DIRECTIONS FOR THIS TASK: Check each line of the listing below for the string "kbps", then copy every line that has it.

---------- INPUT DATA ----------

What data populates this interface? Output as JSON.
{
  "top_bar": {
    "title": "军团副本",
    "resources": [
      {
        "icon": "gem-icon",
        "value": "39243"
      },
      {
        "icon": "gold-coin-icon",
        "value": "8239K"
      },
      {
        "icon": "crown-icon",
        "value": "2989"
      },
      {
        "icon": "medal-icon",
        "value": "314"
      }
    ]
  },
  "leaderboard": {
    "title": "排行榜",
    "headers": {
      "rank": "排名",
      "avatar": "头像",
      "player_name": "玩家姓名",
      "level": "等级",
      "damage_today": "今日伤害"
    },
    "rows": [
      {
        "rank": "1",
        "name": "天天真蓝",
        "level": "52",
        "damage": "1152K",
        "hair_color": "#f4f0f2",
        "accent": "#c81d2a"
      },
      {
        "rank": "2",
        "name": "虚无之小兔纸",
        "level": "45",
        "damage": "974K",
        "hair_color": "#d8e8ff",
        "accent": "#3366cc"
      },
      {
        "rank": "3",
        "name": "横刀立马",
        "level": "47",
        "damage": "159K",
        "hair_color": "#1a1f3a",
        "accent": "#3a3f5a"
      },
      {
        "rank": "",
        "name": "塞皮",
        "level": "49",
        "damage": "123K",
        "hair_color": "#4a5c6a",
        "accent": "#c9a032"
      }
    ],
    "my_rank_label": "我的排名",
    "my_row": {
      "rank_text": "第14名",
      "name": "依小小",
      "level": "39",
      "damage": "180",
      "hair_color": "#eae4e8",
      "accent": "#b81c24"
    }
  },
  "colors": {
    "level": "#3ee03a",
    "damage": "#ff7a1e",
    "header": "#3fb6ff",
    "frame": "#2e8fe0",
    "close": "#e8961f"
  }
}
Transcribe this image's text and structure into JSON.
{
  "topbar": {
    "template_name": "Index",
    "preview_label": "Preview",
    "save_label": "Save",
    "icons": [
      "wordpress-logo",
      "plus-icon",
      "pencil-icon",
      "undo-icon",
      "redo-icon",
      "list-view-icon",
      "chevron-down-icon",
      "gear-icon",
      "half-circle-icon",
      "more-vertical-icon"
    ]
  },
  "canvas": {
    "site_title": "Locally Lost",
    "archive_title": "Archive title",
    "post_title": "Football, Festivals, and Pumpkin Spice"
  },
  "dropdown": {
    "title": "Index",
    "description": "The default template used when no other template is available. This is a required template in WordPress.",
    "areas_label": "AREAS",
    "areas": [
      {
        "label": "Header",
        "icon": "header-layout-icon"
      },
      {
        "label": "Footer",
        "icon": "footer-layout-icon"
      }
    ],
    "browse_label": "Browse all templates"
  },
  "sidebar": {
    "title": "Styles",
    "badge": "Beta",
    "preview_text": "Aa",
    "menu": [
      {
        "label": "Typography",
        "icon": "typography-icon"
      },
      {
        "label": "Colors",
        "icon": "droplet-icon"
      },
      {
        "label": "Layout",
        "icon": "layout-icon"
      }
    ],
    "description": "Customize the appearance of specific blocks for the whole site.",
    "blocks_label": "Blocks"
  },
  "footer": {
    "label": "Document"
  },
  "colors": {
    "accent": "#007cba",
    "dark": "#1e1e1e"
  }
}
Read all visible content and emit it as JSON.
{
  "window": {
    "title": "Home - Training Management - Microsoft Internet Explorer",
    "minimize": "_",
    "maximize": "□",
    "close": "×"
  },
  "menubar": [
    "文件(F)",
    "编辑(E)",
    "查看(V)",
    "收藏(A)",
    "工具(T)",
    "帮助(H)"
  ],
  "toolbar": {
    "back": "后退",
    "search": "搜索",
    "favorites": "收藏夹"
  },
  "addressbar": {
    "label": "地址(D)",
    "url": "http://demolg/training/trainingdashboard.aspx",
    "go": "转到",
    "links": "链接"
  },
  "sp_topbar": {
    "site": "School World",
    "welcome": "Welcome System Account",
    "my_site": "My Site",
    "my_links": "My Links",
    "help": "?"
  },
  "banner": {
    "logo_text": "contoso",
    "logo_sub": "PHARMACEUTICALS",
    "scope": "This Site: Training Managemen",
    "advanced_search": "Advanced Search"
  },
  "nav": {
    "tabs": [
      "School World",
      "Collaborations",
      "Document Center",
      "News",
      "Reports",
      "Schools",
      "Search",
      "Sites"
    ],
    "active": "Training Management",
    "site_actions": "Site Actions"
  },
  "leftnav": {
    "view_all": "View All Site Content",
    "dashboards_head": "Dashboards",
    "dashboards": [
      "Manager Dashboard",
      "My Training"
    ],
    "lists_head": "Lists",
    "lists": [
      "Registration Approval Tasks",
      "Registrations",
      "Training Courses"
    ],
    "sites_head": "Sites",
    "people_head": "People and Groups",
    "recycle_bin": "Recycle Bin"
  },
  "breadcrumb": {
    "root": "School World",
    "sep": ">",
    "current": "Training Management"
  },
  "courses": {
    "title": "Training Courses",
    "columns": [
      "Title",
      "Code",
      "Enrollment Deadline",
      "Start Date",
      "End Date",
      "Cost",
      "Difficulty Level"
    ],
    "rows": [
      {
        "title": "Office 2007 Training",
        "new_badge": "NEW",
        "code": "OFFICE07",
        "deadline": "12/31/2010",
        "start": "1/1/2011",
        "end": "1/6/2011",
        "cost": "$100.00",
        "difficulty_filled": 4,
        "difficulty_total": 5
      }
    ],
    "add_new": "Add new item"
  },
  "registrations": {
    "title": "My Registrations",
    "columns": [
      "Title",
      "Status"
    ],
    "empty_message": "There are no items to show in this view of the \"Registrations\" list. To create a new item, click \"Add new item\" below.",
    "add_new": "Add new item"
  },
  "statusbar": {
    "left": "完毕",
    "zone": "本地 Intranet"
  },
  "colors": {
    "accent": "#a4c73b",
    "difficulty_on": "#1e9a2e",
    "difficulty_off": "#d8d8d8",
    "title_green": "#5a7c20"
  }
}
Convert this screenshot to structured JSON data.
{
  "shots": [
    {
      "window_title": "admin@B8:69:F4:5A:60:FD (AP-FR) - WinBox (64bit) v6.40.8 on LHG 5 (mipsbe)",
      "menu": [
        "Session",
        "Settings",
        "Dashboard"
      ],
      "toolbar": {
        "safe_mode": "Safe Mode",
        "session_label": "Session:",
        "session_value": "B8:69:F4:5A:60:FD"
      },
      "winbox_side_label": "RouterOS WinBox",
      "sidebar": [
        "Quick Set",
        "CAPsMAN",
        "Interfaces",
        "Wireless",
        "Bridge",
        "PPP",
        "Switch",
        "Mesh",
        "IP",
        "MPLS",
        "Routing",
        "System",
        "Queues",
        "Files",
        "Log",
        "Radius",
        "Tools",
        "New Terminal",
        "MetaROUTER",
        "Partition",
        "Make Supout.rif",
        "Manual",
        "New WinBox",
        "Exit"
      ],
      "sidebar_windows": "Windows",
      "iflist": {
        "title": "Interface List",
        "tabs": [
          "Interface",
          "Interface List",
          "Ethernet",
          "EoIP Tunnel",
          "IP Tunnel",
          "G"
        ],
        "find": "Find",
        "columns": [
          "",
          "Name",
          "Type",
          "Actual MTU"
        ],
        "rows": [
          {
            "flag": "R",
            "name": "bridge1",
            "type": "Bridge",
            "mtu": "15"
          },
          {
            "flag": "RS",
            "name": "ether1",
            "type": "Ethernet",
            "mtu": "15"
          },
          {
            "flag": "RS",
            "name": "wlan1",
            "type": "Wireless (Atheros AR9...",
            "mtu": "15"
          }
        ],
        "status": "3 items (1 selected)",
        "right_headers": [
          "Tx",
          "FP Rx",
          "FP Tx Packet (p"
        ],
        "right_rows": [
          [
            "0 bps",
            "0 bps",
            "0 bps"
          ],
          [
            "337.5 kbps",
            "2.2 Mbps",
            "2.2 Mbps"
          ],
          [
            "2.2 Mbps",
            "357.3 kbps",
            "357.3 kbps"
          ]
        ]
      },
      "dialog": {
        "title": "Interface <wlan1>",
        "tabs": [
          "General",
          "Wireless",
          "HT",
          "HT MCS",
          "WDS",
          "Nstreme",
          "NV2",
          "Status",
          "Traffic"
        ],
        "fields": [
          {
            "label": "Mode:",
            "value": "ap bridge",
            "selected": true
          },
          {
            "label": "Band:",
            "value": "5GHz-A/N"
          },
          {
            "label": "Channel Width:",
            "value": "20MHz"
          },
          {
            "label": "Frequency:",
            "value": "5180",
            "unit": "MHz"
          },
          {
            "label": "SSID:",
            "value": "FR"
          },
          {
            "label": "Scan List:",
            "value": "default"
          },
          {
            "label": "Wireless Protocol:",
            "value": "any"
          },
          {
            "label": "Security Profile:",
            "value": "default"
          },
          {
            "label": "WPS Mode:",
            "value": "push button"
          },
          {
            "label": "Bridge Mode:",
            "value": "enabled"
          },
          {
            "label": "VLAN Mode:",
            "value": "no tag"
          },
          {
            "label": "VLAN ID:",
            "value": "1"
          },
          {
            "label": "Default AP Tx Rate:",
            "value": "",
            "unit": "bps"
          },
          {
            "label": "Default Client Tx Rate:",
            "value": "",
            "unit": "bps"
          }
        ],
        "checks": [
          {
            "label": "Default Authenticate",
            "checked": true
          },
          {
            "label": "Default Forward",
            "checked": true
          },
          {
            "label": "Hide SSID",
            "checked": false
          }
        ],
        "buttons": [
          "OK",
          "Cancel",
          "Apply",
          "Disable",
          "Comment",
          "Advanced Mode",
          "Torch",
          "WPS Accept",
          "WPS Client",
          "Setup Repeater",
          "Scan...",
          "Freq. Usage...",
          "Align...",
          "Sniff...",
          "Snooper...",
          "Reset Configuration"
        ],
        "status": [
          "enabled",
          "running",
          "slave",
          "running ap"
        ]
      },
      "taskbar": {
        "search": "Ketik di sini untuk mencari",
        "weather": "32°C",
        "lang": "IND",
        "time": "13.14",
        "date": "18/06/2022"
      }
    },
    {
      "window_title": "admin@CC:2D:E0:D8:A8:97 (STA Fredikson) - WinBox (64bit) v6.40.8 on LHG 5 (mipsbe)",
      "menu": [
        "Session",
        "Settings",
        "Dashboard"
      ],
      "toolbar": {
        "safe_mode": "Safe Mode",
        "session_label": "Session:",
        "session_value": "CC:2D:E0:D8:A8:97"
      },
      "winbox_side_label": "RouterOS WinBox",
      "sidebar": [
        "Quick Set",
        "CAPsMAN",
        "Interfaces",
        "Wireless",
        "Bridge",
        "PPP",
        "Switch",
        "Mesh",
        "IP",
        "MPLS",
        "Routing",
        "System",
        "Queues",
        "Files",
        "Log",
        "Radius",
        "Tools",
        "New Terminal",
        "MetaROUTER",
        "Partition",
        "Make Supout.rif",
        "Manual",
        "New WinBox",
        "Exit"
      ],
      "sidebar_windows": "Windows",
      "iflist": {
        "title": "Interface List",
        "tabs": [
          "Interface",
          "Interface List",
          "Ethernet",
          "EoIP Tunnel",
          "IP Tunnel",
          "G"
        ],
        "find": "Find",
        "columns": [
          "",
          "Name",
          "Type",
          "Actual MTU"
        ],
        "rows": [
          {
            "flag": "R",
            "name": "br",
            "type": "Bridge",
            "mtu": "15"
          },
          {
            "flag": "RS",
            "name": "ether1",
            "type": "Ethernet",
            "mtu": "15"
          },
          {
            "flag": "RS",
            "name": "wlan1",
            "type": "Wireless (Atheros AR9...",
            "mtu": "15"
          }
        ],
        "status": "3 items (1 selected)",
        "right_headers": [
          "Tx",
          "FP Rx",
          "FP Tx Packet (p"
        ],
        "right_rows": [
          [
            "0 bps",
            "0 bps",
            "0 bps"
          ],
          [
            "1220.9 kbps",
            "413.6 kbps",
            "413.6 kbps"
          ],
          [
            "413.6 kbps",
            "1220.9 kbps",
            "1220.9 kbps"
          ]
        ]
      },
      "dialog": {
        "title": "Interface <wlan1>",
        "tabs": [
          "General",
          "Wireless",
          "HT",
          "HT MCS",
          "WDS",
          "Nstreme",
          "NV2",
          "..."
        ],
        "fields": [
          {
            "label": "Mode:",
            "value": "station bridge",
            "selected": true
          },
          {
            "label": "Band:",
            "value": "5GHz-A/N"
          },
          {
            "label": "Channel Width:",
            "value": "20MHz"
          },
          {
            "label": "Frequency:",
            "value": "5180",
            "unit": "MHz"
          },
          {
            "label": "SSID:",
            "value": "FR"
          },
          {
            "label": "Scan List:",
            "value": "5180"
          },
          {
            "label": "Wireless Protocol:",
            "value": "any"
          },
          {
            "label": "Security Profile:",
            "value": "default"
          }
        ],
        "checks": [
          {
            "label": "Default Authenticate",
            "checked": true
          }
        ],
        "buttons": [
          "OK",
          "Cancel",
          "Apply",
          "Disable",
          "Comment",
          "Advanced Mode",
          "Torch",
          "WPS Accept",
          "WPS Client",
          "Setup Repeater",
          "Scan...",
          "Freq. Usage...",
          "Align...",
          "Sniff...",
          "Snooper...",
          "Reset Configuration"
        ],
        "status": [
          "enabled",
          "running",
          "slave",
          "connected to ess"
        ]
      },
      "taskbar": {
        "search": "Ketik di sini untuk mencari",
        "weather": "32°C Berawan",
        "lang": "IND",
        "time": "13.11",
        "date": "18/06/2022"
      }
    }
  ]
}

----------

RESULT:
            "337.5 kbps",
            "357.3 kbps",
            "357.3 kbps"
            "1220.9 kbps",
            "413.6 kbps",
            "413.6 kbps"
            "413.6 kbps",
            "1220.9 kbps",
            "1220.9 kbps"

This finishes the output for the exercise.